Data
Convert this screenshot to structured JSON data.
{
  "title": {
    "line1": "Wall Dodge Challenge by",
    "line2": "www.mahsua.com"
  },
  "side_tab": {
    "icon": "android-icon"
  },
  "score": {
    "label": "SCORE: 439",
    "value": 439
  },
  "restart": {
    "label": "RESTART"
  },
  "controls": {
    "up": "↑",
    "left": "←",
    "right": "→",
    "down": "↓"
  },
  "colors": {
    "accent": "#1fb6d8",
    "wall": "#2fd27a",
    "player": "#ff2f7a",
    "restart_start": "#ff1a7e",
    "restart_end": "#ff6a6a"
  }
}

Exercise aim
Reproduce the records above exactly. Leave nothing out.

Task response
Convert this screenshot to structured JSON data.
{
  "title": {
    "line1": "Wall Dodge Challenge by",
    "line2": "www.mahsua.com"
  },
  "side_tab": {
    "icon": "android-icon"
  },
  "score": {
    "label": "SCORE: 439",
    "value": 439
  },
  "restart": {
    "label": "RESTART"
  },
  "controls": {
    "up": "↑",
    "left": "←",
    "right": "→",
    "down": "↓"
  },
  "colors": {
    "accent": "#1fb6d8",
    "wall": "#2fd27a",
    "player": "#ff2f7a",
    "restart_start": "#ff1a7e",
    "restart_end": "#ff6a6a"
  }
}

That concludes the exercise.